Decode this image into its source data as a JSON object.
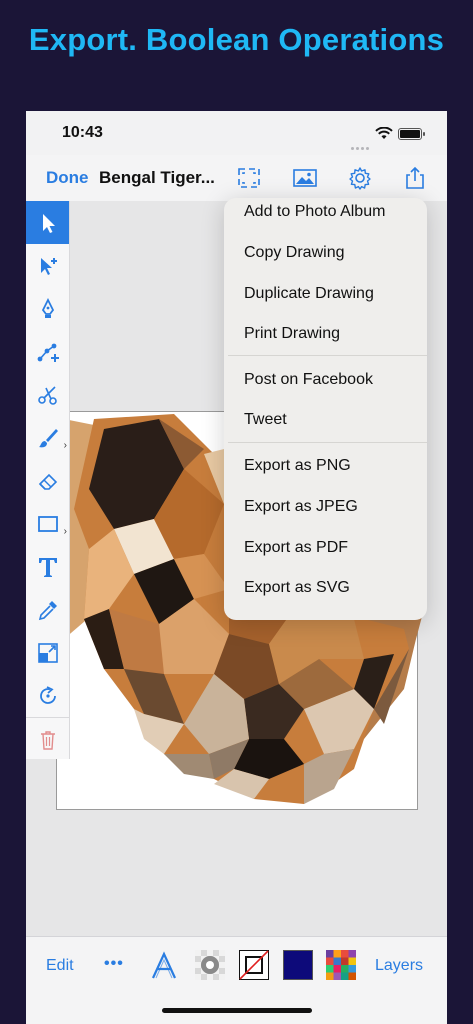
{
  "promo": {
    "title": "Export. Boolean Operations"
  },
  "status": {
    "time": "10:43"
  },
  "navbar": {
    "done": "Done",
    "title": "Bengal Tiger..."
  },
  "toolbar": {
    "tools": [
      "select",
      "direct-select",
      "pen",
      "add-anchor",
      "scissors",
      "brush",
      "eraser",
      "rectangle",
      "text",
      "eyedropper",
      "transform",
      "rotate",
      "trash"
    ]
  },
  "export_menu": {
    "items": [
      "Add to Photo Album",
      "Copy Drawing",
      "Duplicate Drawing",
      "Print Drawing",
      "Post on Facebook",
      "Tweet",
      "Export as PNG",
      "Export as JPEG",
      "Export as PDF",
      "Export as SVG"
    ]
  },
  "bottom": {
    "edit": "Edit",
    "more": "•••",
    "layers": "Layers",
    "fill_color": "#0d0a7a",
    "accent": "#2a7de1"
  }
}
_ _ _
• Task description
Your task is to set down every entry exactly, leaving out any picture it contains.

• Answer space
Decode this image into its source data as a JSON object.
{
  "promo": {
    "title": "Export. Boolean Operations"
  },
  "status": {
    "time": "10:43"
  },
  "navbar": {
    "done": "Done",
    "title": "Bengal Tiger..."
  },
  "toolbar": {
    "tools": [
      "select",
      "direct-select",
      "pen",
      "add-anchor",
      "scissors",
      "brush",
      "eraser",
      "rectangle",
      "text",
      "eyedropper",
      "transform",
      "rotate",
      "trash"
    ]
  },
  "export_menu": {
    "items": [
      "Add to Photo Album",
      "Copy Drawing",
      "Duplicate Drawing",
      "Print Drawing",
      "Post on Facebook",
      "Tweet",
      "Export as PNG",
      "Export as JPEG",
      "Export as PDF",
      "Export as SVG"
    ]
  },
  "bottom": {
    "edit": "Edit",
    "more": "•••",
    "layers": "Layers",
    "fill_color": "#0d0a7a",
    "accent": "#2a7de1"
  }
}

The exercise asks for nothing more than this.